A week after wonderful Royal Windsor, I’m still buzzing. Whatever else happens in my showing career, winning the Tattersalls Retraining of Racehorses championship on Barbers Shop (pictured), the last horse bred by the Queen Mother and owned by Her Majesty The Queen, will be hard to top.
Standing supreme at the Royal International or Horse of the Year Show is unforgettable, but Windsor gave me the most moving experience of my career. There was enormous pressure on me and my team, but think how ride judge Vicki Fahey must have felt.
Riding The Queen’s home-bred horse for the first time, under her watchful eye, as part of the celebrations for her 90th birthday, must have been a real test of nerve. Vicki, who alternated rides with Sam de Caprio, drew Barbers Shop and I think she enjoyed it as much as he did.
We have some fantastic younger ride judges on the panels and shows must make the most of them by allowing them to partner experienced conformation judges. There are many older judges who still do a superb job, but no one goes on forever.
I hope that when I get to that stage, I’ll recognise it — or that a fellow competitor will politely suggest that I hang up my ride judge boots and stick to conformation.
At the start of the season, someone told me she’d decided to step down from the ride panels. That takes courage, but if you find you’re no longer enjoying the opportunity to ride different and sometimes unknown horses, it’s the only course of action.
The pageant was a triumph and those of us who took part will treasure the experience.
I always knew that Barbers Shop was special, but was amazed at his behaviour and that of all the others who rose to the occasion.
We started rehearsals on the Monday, and for an ex-racehorse to stand like a rock amid the cheering and the flares, then compete as normal on the Thursday, was something even I couldn’t have hoped for.
The planning behind it all was phenomenal and I hope those who couldn’t be there enjoyed the televised performance. Everyone will have a favourite and I know many admired 13-year-old Kinvara Garner’s representation of the young Princess Elizabeth — both she and Becki Penny’s Fell stallion, Townend Schubert, wowed the crowds.
Another who caught the eye was Zara Phillips’ retired event horse, Toytown. He was in fantastic condition and belied his 23 years.
I’m so sorry for those who missed out on Wednesday’s classes and performance because of the first day’s cancellation. Windsor’s novice classes are much prized and it was such a shame we lost the novice hunter and riding horse classes, as well as those for amateurs.

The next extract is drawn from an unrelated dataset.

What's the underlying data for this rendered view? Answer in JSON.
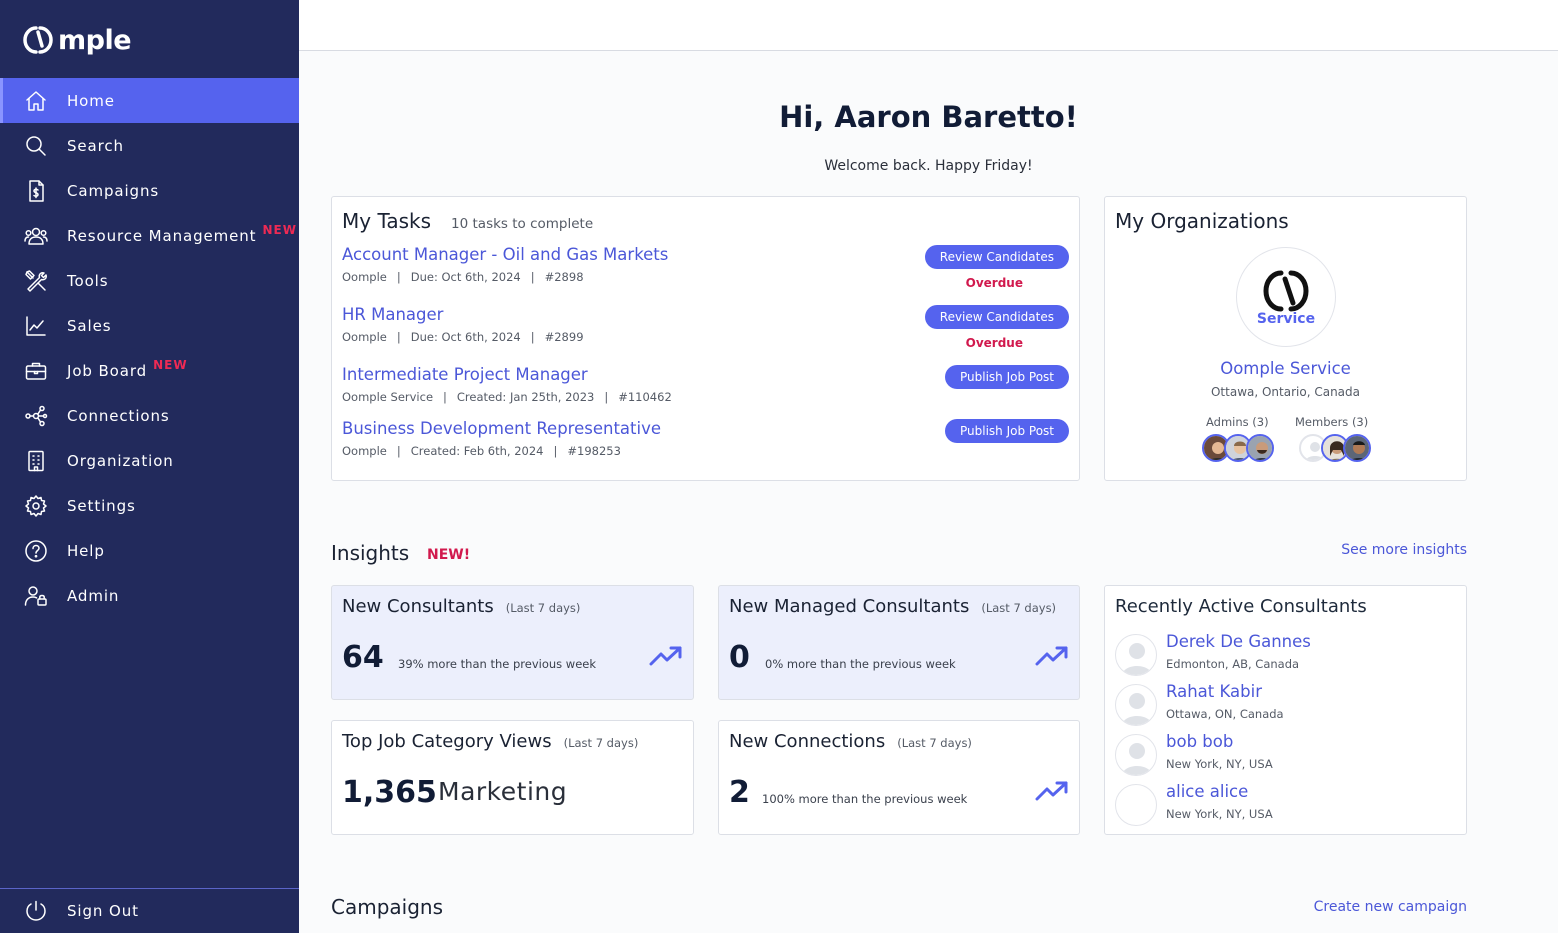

There aren’t enough novice classes on the circuit, and there are very few between now and the end of the year. They always draw the spectators at Windsor, because you can guarantee seeing some future stars, and to win a novice class there is extra special.
Ref: Horse & Hound; 26 May 2016